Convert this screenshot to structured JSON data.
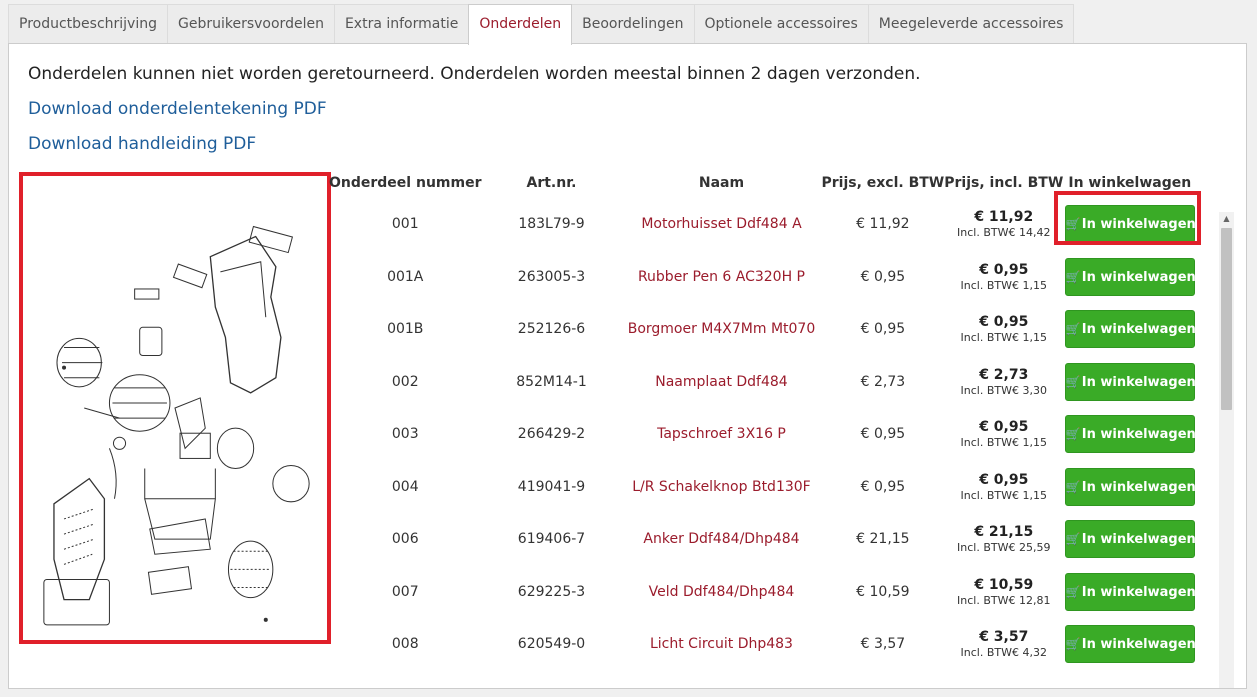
{
  "tabs": [
    {
      "label": "Productbeschrijving"
    },
    {
      "label": "Gebruikersvoordelen"
    },
    {
      "label": "Extra informatie"
    },
    {
      "label": "Onderdelen",
      "active": true
    },
    {
      "label": "Beoordelingen"
    },
    {
      "label": "Optionele accessoires"
    },
    {
      "label": "Meegeleverde accessoires"
    }
  ],
  "notice": "Onderdelen kunnen niet worden geretourneerd. Onderdelen worden meestal binnen 2 dagen verzonden.",
  "downloads": {
    "drawing": "Download onderdelentekening PDF",
    "manual": "Download handleiding PDF"
  },
  "table": {
    "headers": {
      "number": "Onderdeel nummer",
      "art": "Art.nr.",
      "name": "Naam",
      "excl": "Prijs, excl. BTW",
      "incl": "Prijs, incl. BTW",
      "cart": "In winkelwagen"
    },
    "rows": [
      {
        "number": "001",
        "art": "183L79-9",
        "name": "Motorhuisset Ddf484 A",
        "excl": "€ 11,92",
        "incl": "€ 11,92",
        "incl_label": "Incl. BTW",
        "incl_btw": "€ 14,42",
        "cart": "In winkelwagen"
      },
      {
        "number": "001A",
        "art": "263005-3",
        "name": "Rubber Pen 6 AC320H P",
        "excl": "€ 0,95",
        "incl": "€ 0,95",
        "incl_label": "Incl. BTW",
        "incl_btw": "€ 1,15",
        "cart": "In winkelwagen"
      },
      {
        "number": "001B",
        "art": "252126-6",
        "name": "Borgmoer M4X7Mm Mt070",
        "excl": "€ 0,95",
        "incl": "€ 0,95",
        "incl_label": "Incl. BTW",
        "incl_btw": "€ 1,15",
        "cart": "In winkelwagen"
      },
      {
        "number": "002",
        "art": "852M14-1",
        "name": "Naamplaat Ddf484",
        "excl": "€ 2,73",
        "incl": "€ 2,73",
        "incl_label": "Incl. BTW",
        "incl_btw": "€ 3,30",
        "cart": "In winkelwagen"
      },
      {
        "number": "003",
        "art": "266429-2",
        "name": "Tapschroef 3X16 P",
        "excl": "€ 0,95",
        "incl": "€ 0,95",
        "incl_label": "Incl. BTW",
        "incl_btw": "€ 1,15",
        "cart": "In winkelwagen"
      },
      {
        "number": "004",
        "art": "419041-9",
        "name": "L/R Schakelknop Btd130F",
        "excl": "€ 0,95",
        "incl": "€ 0,95",
        "incl_label": "Incl. BTW",
        "incl_btw": "€ 1,15",
        "cart": "In winkelwagen"
      },
      {
        "number": "006",
        "art": "619406-7",
        "name": "Anker Ddf484/Dhp484",
        "excl": "€ 21,15",
        "incl": "€ 21,15",
        "incl_label": "Incl. BTW",
        "incl_btw": "€ 25,59",
        "cart": "In winkelwagen"
      },
      {
        "number": "007",
        "art": "629225-3",
        "name": "Veld Ddf484/Dhp484",
        "excl": "€ 10,59",
        "incl": "€ 10,59",
        "incl_label": "Incl. BTW",
        "incl_btw": "€ 12,81",
        "cart": "In winkelwagen"
      },
      {
        "number": "008",
        "art": "620549-0",
        "name": "Licht Circuit Dhp483",
        "excl": "€ 3,57",
        "incl": "€ 3,57",
        "incl_label": "Incl. BTW",
        "incl_btw": "€ 4,32",
        "cart": "In winkelwagen"
      }
    ]
  },
  "icons": {
    "cart": "cart-icon",
    "scroll_up": "arrow-up-icon",
    "scroll_down": "arrow-down-icon"
  },
  "colors": {
    "accent": "#9b1c2c",
    "link": "#1f5e9a",
    "button": "#3aab27",
    "highlight": "#e0202a"
  }
}
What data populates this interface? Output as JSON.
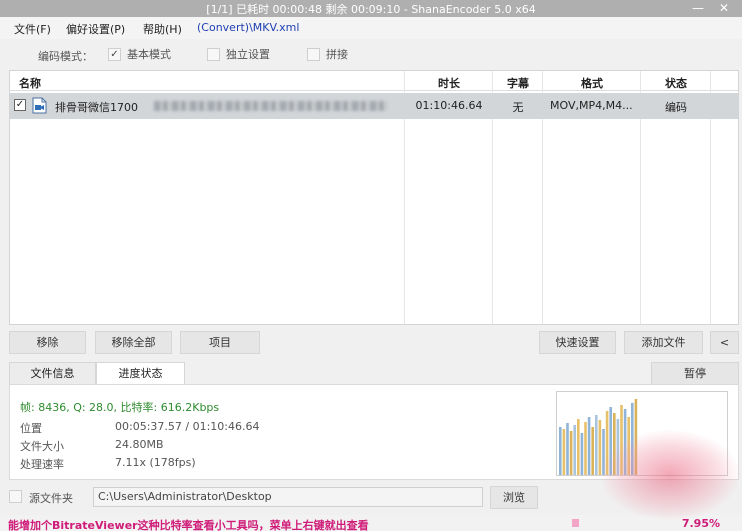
{
  "window": {
    "title": "[1/1] 已耗时 00:00:48  剩余 00:09:10 - ShanaEncoder 5.0 x64",
    "minimize": "—",
    "close": "✕"
  },
  "menu": {
    "file": "文件(F)",
    "preferences": "偏好设置(P)",
    "help": "帮助(H)",
    "config": "(Convert)\\MKV.xml"
  },
  "mode": {
    "label": "编码模式：",
    "basic_label": "基本模式",
    "basic_checked": true,
    "independent_label": "独立设置",
    "independent_checked": false,
    "concat_label": "拼接",
    "concat_checked": false
  },
  "list": {
    "columns": [
      "名称",
      "时长",
      "字幕",
      "格式",
      "状态"
    ],
    "rows": [
      {
        "checked": true,
        "name": "排骨哥微信1700",
        "duration": "01:10:46.64",
        "subtitle": "无",
        "format": "MOV,MP4,M4...",
        "status": "编码"
      }
    ]
  },
  "buttons": {
    "remove": "移除",
    "remove_all": "移除全部",
    "item": "项目",
    "quick_settings": "快速设置",
    "add_file": "添加文件",
    "collapse": "<",
    "pause": "暂停",
    "browse": "浏览"
  },
  "tabs": {
    "file_info": "文件信息",
    "progress": "进度状态"
  },
  "progress": {
    "stats": "帧: 8436, Q: 28.0, 比特率: 616.2Kbps",
    "position_label": "位置",
    "position_value": "00:05:37.57 / 01:10:46.64",
    "file_size_label": "文件大小",
    "file_size_value": "24.80MB",
    "speed_label": "处理速率",
    "speed_value": "7.11x (178fps)"
  },
  "source": {
    "checked": false,
    "label": "源文件夹",
    "path": "C:\\Users\\Administrator\\Desktop"
  },
  "status": {
    "message": "能增加个BitrateViewer这种比特率查看小工具吗，菜单上右键就出查看",
    "percent_text": "7.95%",
    "percent_value": 7.95
  },
  "colors": {
    "accent_green": "#2e8b2e",
    "status_magenta": "#d01c79",
    "title_bar": "#afafaf"
  }
}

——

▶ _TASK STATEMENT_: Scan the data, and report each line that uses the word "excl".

▶ _RESPONSE TO THE EXERCISE_:
      "excl": "Prijs, excl. BTW",
        "excl": "€ 11,92",
        "excl": "€ 0,95",
        "excl": "€ 0,95",
        "excl": "€ 2,73",
        "excl": "€ 0,95",
        "excl": "€ 0,95",
        "excl": "€ 21,15",
        "excl": "€ 10,59",
        "excl": "€ 3,57",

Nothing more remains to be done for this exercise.